### Work task
Retype the following data exactly, but leave its pictures out.

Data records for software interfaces
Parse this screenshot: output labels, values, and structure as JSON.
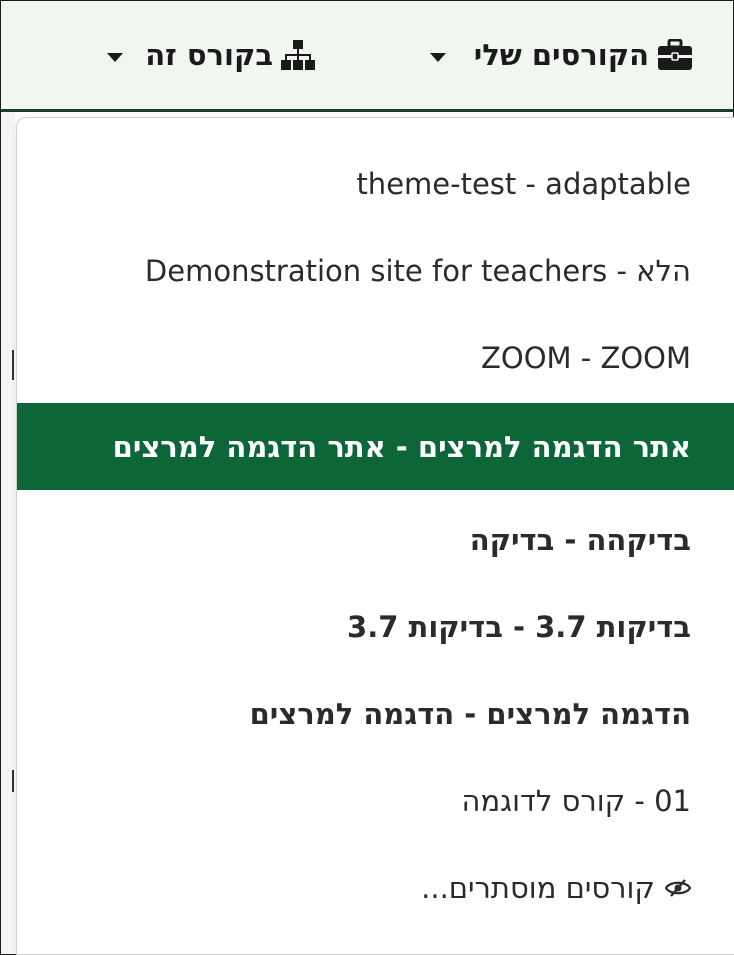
{
  "navbar": {
    "my_courses_label": "הקורסים שלי",
    "this_course_label": "בקורס זה",
    "my_courses_icon": "briefcase-icon",
    "this_course_icon": "sitemap-icon",
    "background": "#f1f6f1"
  },
  "dropdown": {
    "items": [
      {
        "label": "theme-test - adaptable",
        "active": false
      },
      {
        "label": "Demonstration site for teachers - הלא",
        "active": false
      },
      {
        "label": "ZOOM - ZOOM",
        "active": false
      },
      {
        "label": "אתר הדגמה למרצים - אתר הדגמה למרצים",
        "active": true
      },
      {
        "label": "בדיקהה - בדיקה",
        "active": false
      },
      {
        "label": "בדיקות 3.7 - בדיקות 3.7",
        "active": false
      },
      {
        "label": "הדגמה למרצים - הדגמה למרצים",
        "active": false
      },
      {
        "label": "01 - קורס לדוגמה",
        "active": false
      }
    ],
    "hidden_courses_label": "קורסים מוסתרים...",
    "hidden_courses_icon": "eye-slash-icon",
    "active_color": "#0d6637"
  }
}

### Written reply
Parse this screenshot: output labels, values, and structure as JSON.
{
  "navbar": {
    "my_courses_label": "הקורסים שלי",
    "this_course_label": "בקורס זה",
    "my_courses_icon": "briefcase-icon",
    "this_course_icon": "sitemap-icon",
    "background": "#f1f6f1"
  },
  "dropdown": {
    "items": [
      {
        "label": "theme-test - adaptable",
        "active": false
      },
      {
        "label": "Demonstration site for teachers - הלא",
        "active": false
      },
      {
        "label": "ZOOM - ZOOM",
        "active": false
      },
      {
        "label": "אתר הדגמה למרצים - אתר הדגמה למרצים",
        "active": true
      },
      {
        "label": "בדיקהה - בדיקה",
        "active": false
      },
      {
        "label": "בדיקות 3.7 - בדיקות 3.7",
        "active": false
      },
      {
        "label": "הדגמה למרצים - הדגמה למרצים",
        "active": false
      },
      {
        "label": "01 - קורס לדוגמה",
        "active": false
      }
    ],
    "hidden_courses_label": "קורסים מוסתרים...",
    "hidden_courses_icon": "eye-slash-icon",
    "active_color": "#0d6637"
  }
}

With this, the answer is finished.